The village of Mepal sits on the eastern edge of the Hundred Foot Washes, in days gone bye the traffic to and from the City of Ely would trundle through the village passing over the Old and New Bedford Rivers and the Three Pickerels public house.
On the western edge of the Hundred Foot Washes you will find Engine Bank which runs northward along the Counter Drain and The Old Bedford River (River Delph) taking you passed the Mepal Pumping Station and Fortrey’s Hall, onto Welshes Dam and Welney in Norfolk.
John Fortrey a London merchant built the hall and his son Sir James Fortrey was responsible for extending the building, there is a plaque in the small church of St Marys, Mepal to Sir James commemerating his adventures, the Fortrey Family were heavily involved along with the Duke of Bedford in the drainage of The Fens.
Fortrey Hall and the surrounding area is featured in Anthony Trollope’s novel John Caldigate which was first published 1879, not as well-known as his Barchester Chronicles but can be recommend as good read on a cold winters evening, it takes in places as far apart as the Australian Outback, Newmarket, Cambridge and The Cambridgeshire Fens. The description of the area in the novel in my view is not very flattering and certainly not one in which I agree!

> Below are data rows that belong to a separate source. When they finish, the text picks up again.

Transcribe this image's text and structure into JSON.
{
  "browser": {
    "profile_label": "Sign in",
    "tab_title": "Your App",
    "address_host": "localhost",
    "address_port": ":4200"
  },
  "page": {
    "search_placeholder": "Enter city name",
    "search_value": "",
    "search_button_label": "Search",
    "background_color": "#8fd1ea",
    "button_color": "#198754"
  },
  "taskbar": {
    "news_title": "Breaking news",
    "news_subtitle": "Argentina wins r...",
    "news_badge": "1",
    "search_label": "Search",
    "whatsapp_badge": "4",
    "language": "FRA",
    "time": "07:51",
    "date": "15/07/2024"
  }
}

“Folking is not a place having many attractions of its own, beyond the rats. It lies in the middle of the Cambridgeshire fens, between St. Ives, Cambridge, and Ely. In the two parishes of Utterden and Netherden there is no rise of ground which can by any stretch of complaisance be called a hill. The property is bisected by an immense straight dike, which is called the Middle Wash, and which is so sluggish, so straight, so ugly, and so deep, as to impress the mind of a stranger with the ideas of suicide. And there are straight roads and straight dikes, with ugly names on all sides, and passages through the country called droves, also with ugly appellations of their own, which certainly are not worthy of the name of roads. The Folking Causeway possesses a bridge across the Wash, and is said to be the remains of an old Roman Way which ran in a perfectly direct line from St. Neots to Ely. When you have crossed the bridge going northward,—or north-westward,—there is a lodge at your right hand, and a private road running, as straight as a line can be drawn, through pollard poplars, up to Mr. Caldigate’s house.”
From: Anthony Trollope’s John Caldigate, Chapter I: Folking